Information shown:
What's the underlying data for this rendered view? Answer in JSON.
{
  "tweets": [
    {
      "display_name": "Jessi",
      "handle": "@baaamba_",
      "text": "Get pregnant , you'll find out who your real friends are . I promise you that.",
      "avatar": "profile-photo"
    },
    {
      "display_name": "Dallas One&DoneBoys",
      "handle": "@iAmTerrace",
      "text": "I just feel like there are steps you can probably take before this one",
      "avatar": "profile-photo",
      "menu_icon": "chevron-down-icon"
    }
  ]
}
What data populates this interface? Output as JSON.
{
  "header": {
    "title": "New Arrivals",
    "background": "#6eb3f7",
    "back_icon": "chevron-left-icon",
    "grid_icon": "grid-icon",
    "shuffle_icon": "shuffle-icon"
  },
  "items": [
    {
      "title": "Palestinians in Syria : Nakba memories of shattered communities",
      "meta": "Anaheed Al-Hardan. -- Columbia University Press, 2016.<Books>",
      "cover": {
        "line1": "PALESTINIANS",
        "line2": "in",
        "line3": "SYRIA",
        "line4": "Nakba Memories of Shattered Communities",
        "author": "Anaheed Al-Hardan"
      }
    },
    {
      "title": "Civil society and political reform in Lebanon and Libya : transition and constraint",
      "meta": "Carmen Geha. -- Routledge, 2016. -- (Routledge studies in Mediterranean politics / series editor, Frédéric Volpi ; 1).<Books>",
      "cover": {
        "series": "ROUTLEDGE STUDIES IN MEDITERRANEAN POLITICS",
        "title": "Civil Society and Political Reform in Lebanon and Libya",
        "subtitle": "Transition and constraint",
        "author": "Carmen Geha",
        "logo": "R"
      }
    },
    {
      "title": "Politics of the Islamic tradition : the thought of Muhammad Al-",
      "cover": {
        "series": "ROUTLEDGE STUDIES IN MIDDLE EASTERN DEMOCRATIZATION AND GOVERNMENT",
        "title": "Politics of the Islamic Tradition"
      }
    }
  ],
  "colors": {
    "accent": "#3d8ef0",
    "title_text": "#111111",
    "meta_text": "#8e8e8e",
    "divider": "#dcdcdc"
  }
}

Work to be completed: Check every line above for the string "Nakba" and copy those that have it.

Exercise output:
      "title": "Palestinians in Syria : Nakba memories of shattered communities",
        "line4": "Nakba Memories of Shattered Communities",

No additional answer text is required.